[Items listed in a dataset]

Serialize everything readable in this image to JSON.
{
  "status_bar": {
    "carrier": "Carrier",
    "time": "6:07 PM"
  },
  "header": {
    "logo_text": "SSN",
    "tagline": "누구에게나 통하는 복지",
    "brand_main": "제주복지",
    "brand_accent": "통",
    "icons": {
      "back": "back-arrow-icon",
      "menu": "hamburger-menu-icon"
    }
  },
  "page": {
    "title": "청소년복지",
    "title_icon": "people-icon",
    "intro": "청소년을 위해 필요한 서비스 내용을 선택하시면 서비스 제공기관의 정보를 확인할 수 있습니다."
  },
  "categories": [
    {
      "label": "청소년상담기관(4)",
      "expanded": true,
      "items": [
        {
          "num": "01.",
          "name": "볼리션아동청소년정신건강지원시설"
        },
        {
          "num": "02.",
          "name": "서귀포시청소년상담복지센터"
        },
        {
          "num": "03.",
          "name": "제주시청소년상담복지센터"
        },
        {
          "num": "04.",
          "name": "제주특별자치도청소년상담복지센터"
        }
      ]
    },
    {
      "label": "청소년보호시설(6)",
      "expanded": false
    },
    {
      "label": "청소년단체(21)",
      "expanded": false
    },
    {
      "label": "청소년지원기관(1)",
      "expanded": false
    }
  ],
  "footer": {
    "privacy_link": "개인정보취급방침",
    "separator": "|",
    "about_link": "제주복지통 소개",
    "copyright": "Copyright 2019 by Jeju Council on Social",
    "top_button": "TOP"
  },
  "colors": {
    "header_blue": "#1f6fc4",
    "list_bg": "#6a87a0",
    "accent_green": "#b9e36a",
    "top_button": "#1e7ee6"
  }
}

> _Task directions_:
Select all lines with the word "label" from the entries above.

> _Completed exercise_:
      "label": "청소년상담기관(4)",
      "label": "청소년보호시설(6)",
      "label": "청소년단체(21)",
      "label": "청소년지원기관(1)",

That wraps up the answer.